  • Kevin Burton

    Hi, excellent to see the trouble you went to restoring this lens. I feel a greater benefit to Minolta restorers would be the much lauded but never produced 3D parts to replace broken battery grips on the Minolta XM Motor [XK or X-1 versions as well]. These often fail and mainly because when the battery pack id rightly left without batteries, it is easy to squeeze the clips too far [when loaded with batteries, they stop you squeezing too much]. This is the most common issue with a great classic Minolta.

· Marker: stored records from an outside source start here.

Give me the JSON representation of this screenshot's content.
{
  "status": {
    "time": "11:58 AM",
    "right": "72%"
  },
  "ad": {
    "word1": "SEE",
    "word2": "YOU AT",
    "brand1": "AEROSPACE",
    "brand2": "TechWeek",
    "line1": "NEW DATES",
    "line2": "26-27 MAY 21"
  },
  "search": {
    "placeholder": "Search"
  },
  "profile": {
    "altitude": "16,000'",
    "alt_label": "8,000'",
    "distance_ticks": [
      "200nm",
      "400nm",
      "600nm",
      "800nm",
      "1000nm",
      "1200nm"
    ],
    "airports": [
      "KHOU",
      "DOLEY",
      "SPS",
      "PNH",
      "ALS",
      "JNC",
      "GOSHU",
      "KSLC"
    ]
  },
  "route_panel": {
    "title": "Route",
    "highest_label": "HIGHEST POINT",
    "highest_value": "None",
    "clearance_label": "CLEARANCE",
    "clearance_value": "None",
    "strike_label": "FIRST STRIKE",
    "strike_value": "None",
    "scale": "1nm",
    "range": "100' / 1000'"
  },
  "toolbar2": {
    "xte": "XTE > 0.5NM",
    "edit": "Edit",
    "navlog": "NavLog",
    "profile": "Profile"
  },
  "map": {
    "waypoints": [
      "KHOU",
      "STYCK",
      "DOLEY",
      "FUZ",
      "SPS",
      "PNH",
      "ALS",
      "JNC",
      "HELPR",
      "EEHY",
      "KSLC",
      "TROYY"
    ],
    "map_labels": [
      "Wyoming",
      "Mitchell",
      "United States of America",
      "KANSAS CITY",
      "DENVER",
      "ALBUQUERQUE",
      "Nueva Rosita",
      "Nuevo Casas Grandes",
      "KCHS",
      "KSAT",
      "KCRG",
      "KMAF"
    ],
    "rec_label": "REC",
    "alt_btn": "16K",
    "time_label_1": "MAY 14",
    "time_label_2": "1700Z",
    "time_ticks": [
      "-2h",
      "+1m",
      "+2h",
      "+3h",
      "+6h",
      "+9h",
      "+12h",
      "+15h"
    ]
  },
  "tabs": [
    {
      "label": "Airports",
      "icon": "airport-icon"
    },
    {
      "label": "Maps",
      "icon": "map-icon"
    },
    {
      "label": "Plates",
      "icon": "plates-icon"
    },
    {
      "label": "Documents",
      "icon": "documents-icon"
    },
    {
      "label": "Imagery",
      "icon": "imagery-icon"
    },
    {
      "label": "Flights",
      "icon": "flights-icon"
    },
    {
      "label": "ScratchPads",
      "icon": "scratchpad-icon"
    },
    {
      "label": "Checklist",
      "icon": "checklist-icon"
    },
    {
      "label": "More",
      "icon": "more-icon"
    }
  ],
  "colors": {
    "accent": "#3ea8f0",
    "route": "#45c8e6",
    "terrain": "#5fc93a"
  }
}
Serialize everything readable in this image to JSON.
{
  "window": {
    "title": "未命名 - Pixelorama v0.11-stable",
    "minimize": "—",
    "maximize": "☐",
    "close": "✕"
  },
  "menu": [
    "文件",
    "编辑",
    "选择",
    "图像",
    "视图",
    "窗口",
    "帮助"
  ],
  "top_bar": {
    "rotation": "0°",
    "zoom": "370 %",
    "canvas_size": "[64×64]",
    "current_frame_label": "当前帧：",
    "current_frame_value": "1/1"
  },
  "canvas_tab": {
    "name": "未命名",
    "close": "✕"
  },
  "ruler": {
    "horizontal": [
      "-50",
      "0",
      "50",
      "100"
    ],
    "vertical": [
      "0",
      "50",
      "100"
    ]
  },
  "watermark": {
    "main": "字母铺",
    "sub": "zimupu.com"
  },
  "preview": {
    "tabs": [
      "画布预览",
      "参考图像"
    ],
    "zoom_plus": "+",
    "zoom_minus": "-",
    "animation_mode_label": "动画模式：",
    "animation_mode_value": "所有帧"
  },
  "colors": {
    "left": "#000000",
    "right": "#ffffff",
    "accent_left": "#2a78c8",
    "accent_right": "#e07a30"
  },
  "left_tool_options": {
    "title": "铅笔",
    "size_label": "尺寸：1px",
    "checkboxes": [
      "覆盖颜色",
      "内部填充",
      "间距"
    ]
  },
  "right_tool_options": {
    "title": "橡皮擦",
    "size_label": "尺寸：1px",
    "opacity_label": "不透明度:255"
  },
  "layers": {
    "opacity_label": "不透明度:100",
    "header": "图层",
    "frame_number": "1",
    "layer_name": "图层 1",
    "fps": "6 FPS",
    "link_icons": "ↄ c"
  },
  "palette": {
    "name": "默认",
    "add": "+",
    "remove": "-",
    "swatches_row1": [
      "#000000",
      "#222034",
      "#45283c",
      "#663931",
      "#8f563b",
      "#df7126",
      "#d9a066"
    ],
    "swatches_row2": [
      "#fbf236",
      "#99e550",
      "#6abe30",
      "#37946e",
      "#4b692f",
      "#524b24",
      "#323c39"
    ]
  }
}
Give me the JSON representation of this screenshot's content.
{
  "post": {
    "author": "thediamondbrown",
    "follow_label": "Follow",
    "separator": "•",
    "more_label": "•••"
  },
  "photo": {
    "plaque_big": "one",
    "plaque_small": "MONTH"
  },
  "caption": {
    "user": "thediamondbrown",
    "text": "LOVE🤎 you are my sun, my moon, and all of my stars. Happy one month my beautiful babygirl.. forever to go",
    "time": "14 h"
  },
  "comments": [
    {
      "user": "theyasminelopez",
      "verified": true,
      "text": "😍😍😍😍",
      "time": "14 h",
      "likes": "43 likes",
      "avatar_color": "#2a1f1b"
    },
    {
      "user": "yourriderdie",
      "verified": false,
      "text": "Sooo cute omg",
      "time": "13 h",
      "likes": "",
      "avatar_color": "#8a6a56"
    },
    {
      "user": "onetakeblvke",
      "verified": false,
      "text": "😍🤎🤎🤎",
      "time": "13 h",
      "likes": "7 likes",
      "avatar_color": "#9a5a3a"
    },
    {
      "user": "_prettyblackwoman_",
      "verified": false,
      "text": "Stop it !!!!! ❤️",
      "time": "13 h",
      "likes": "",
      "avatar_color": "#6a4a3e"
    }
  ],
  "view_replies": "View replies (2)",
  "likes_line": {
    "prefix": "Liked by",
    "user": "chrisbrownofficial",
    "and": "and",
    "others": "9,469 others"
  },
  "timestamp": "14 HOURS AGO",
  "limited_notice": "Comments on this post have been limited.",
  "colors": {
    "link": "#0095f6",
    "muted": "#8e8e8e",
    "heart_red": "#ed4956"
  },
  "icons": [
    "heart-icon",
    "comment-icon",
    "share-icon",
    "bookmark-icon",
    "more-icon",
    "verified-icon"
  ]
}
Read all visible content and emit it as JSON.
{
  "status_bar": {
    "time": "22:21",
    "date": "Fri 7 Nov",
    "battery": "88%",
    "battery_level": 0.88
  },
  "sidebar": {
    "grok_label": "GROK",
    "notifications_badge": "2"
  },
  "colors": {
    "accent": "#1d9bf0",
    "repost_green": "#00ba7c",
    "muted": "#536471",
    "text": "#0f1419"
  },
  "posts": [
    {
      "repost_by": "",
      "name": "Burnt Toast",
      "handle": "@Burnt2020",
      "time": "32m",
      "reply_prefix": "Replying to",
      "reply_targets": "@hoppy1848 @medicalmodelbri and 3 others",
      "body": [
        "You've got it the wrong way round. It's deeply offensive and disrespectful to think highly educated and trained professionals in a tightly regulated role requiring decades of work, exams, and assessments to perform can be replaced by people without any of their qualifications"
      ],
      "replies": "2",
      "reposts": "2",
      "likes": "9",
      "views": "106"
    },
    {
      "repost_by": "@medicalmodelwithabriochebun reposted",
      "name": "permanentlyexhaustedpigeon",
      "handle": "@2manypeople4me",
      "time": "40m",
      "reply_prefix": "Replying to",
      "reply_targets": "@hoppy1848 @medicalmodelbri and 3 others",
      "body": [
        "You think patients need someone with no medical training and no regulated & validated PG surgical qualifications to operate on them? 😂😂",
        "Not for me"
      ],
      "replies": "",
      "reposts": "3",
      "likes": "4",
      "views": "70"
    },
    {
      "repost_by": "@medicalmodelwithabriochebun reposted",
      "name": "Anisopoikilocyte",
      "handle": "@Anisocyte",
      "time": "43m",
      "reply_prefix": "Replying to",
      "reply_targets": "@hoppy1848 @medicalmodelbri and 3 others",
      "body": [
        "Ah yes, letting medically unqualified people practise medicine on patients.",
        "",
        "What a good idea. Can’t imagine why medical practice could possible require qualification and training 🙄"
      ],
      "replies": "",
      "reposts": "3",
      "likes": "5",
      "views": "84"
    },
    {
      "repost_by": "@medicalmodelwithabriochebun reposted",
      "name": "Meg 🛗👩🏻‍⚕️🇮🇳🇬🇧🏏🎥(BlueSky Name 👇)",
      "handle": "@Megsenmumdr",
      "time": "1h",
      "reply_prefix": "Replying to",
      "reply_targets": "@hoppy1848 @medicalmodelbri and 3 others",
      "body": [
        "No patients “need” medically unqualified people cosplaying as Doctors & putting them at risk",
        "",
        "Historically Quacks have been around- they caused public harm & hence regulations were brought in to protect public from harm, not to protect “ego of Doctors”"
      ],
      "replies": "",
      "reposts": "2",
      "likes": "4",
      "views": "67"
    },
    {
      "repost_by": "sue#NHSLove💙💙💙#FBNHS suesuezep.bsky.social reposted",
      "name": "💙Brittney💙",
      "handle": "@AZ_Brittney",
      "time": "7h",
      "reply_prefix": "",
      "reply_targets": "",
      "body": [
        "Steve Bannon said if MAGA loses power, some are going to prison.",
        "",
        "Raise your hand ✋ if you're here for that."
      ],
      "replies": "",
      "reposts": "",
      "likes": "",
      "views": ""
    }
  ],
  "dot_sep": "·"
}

So far no one has been brave enough to invest in the project. Good battery pack clips add at least $100 to the camera, so VERY commercial 😉 google minolt4me-kevin

  • Jeff Richardson

    I have handled four of the Minolta Rokkor 35mm f1.8 HH lenses, three of which I still own and one of which I have given away to my son-in-law, who owns a Sony camera with an MC/MD adaptor. The quality of these lenses is superb, with good contrast and sharpness, even at F1.8. The pictures they produce are superior to any Nikon 35mm from the AIS or AF-S range, even though the Nikon lenses are relatively recent and the Rokkors are forty years old.
    If your reviewer is disappointed with his 35mm f1.8 MD Rokkor, then I can fully sympathise with him. That lens looks very similar to the 85mm f2.0 MD Rokkor, for which I paid a high price, 2nd-hand, and which turned-out to be a moderate performer.
    By comparison the Rokkor 85mm f1.7 MC lens, as with the 35mm f1.8 MC, must be one of the finest lenses available for 35mm photography. Certainly, no Nikon lens can match it; though probably Canon make one that is as good, if not better. That is why a forty-year-old Rokkor 85mm f1.7 lens is still worth £250, or more, on the 2nd-hand market. Those two lenses, and the very early Rokkor 200mm f3.5 stop-down, non-MC, lens are professional lenses; and would command a new price of £1500+ today. The confidence-in-use that, they inspire, is priceless.